This is a factor I consider when I decide who I’m keeping and a bigger factor in how many closers I want to leave the draft with. If you’re in a league where there are unlimited moves, then you can leave the draft a little behind in closers knowing that eventually, you’ll be able to pick up a guy who moves into the role or possibly even stream them. If you’re in a league where you have a cap on how many moves you can make a week, say 7, then I consider this the same as if you had unlimited moves. You’ll still be able to acquire closers, no problem.
The issue comes when you are in leagues with FAAB, be it with waivers that go off every day or once a week.
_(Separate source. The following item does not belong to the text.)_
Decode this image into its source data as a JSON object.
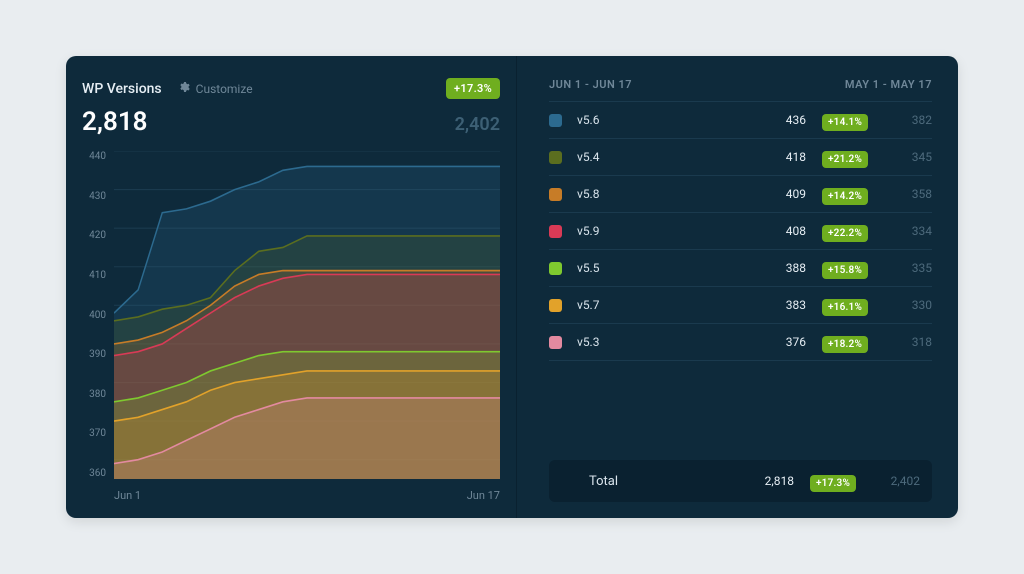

In the 10 man league I mentioned before, we have a $75 budget for the season with waivers that go off every morning. You have to bid at least $1 meaning you get 75 moves max. Virtually all closers are owned and when a new player gets the closer role, they go for $5-10 in bidding. In a league like this, I am always looking to leave the draft with at least 3 closers, probably 4. I don’t want to end up wasting all of my free agent money on grabbing closers. Personally, I prefer leagues like this where you can’t make unlimited moves and all moves process at a certain time every day. It shouldn’t be a race to the computer every time somebody gets hurt to see who acquires the player who receives the boost. I like rewarding people who drafted well instead of people making 500 moves cycling their roster constantly, especially in head to head leagues.
What do I want from my closer?
There are two things I’m looking for, especially in 12 man or fewer roto leagues: a strong K/9 and lack of competition. As good as Brad Ziegler’s ERA and WHIP are, getting only 36 K’s in 68 innings is pretty rough. You can have one guy like him but a bunch of closers with weak K rates puts you behind the 8 ball. I’d much rather have guys like Jake McGee or Cody Allen who are striking out 50 more guys than Ziegler over a season. You also have to look at the people lurking behind your closer and the quality of his team. For example, you know Jonathan Papelbon is going to stay the closer because he will cry like a baby otherwise. The security there is obviously nice to have. On the other hand, Jason Grilli has a quality setup man behind him in Arodys Vizcaino and Grilli is sure to be moved at the trade deadline by a rebuilding Braves team if he is pitching well. It could be okay to start but you’d be smart selling high on Grilli if he has a quality first month.
What should I target from non-closers?
Just like closers, I’m looking for guys who have high K rates and their closer is either shaky or could be moved. Santiago Casilla was quite lucky last year so if he struggles, Sergio Romo should step in. Romo has had the role before and has an excellent K rate making him an ideal stash in deeper leagues. Trevor Rosenthal was also a mess in stretches last year so Kevin Siegrist, who had 90 K’s in 74.2 innings, could be placed into the role if Rosenthal struggles again.
How do I approach potential closer prospects?
In dynasty leagues where you have minor leaguers, I rarely, if ever, own players who project to be relievers. One, injuries are quite prevalent with these flamethrowers. Two, rarely are prospects placed right into the closer role meaning you have to wait it out until they get there, if they ever do. Most importantly, they simply don’t make enough of an impact over their 60-80 innings. Load up on bats since they are more likely to make an impact and take a couple shots on starters if you do so desire. Just draft guys who already have the role; that’s 80% of the battle.
I hope this helps you guys out on how to approach closers in your leagues. Next week, I’ll going to look at outfielders that I like or dislike compared to their rankings at the “major” sites, especially from a keeper standpoint. Please feel free to leave any questions or comments below. Take care everyone!